Virat Kohli and Cheteshwar Pujara hit half-centuries for India but South Africa’s fast bowlers dominated the first day of the third and final Test at the Wanderers Stadium on Wednesday.
India were bowled out for 187 despite contrasting innings of 54 by Kohli and 50 by Pujara.
South Africa were six for one at the close.
Kohli and Pujara put on 84 for the third wicket but there were no other major partnerships. Bhuvneshwar Kumar, who made 30 batting at number eight, was the only other Indian to reach double figures.
South Africa picked a five-pronged pace attack and the Indian batsmen were under pressure all day on a pitch which offered pace and sideways movement.
All five bowlers took wickets. Kagiso Rabada took three for 39, while Morne Morkel, Vernon Philander and Andile Phehlukwayo took two apiece. Lungi Ngidi only took one wicket but it was the key one of Kohli, who was caught at third slip by AB de Villiers.
Kohli won the toss and decided to bat on a hard, well-grassed pitch in cool, overcast conditions.
As in the first two Tests, Kohli was batting early in the innings after both openers were dismissed inside the first nine overs.
While Pujara played a dogged, defensive innings, Kohli attacked when the bowlers strayed in line or length.
Pujara took 54 balls to score his first runs and battled for 261 minutes and 179 balls, hitting eight boundaries, before he was caught behind off the medium-paced Andile Phehlukwayo.
Two dropped catches and a wicket overturned because of a no-ball hampered South Africa on a day when the bowlers were able to extract considerable sideways movement off the pitch.

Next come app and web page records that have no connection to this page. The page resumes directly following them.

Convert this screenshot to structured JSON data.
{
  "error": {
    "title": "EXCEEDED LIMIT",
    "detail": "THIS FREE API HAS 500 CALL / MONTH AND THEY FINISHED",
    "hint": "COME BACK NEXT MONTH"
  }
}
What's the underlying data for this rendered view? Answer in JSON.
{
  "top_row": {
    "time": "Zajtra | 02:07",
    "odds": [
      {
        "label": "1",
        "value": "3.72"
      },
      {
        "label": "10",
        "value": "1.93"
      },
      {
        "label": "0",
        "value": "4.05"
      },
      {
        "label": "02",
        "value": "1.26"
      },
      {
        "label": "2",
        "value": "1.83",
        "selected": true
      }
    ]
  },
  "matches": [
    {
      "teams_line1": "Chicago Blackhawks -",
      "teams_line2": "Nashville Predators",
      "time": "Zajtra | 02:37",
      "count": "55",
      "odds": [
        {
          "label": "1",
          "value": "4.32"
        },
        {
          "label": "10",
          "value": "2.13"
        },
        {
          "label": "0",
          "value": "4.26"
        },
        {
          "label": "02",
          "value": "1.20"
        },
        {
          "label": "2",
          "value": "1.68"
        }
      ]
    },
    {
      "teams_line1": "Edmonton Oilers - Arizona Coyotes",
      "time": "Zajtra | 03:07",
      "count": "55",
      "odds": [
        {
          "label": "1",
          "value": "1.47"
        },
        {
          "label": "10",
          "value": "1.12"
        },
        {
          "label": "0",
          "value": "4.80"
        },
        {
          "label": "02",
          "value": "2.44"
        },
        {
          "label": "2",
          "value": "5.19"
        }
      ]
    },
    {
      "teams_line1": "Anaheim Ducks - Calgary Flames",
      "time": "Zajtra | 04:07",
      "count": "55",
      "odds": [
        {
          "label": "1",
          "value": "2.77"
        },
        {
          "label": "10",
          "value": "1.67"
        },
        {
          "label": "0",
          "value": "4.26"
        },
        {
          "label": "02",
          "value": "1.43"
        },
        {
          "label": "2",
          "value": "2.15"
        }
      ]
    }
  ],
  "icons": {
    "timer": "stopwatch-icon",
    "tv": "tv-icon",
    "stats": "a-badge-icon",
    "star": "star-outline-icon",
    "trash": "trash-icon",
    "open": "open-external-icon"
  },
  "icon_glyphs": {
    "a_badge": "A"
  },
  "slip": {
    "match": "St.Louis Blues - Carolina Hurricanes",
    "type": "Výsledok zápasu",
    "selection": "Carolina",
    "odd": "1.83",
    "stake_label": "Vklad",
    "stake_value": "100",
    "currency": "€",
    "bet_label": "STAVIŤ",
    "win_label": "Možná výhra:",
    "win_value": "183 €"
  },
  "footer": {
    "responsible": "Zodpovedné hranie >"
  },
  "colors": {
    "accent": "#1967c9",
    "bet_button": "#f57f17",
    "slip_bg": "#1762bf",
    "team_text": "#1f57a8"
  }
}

Kohli, who made his runs off 106 balls with nine fours, was the beneficiary of both dropped catches. He was put down when he had 11 by Philander off Rabada and on 32 by De Villiers at third slip off Morkel.
De Villiers made amends when he held a sharp chance off Lungi Ngidi to end Kohli?s innings ? but South Africa?s star batsman did not field after tea while receiving ice treatment on a bruised right middle finger suffered when he held the catch.
Philander took the first wicket when he had Lokesh Rahul caught behind and bowled a remarkable first spell of one for one in eight overs. He was later denied a second wicket when Ajinkya Rahane, on three, edged him to wicketkeeper Quinton de Kock, only to get a reprieve when replFast bowlers dominate first dayys showed he had over-stepped the bowling crease.
Rahane made only six more runs before he was leg before wicket to Morkel shortly before tea.
Pujara faced 31 balls without scoring a run in Philander’s first spell and was beaten several times as well as surviving an unsuccessful review for a leg before wicket decision which showed the ball hitting the bails in the ?umpire?s call? zone.
South Africa suffered an early blow when Aiden Markram edged an outswinger from Kumar to wicketkeeper Parthiv Patel in the third over.
Both teams selected all-seam attacks, with no spinner in either team.
“There is good grass cover but the surface is nice and hard. If we bat first and bat well it?s an advantage,” Kohli said at the toss.
“We played some really good cricket at this ground last time and we are looking to correct the mistakes we made in the first two games.”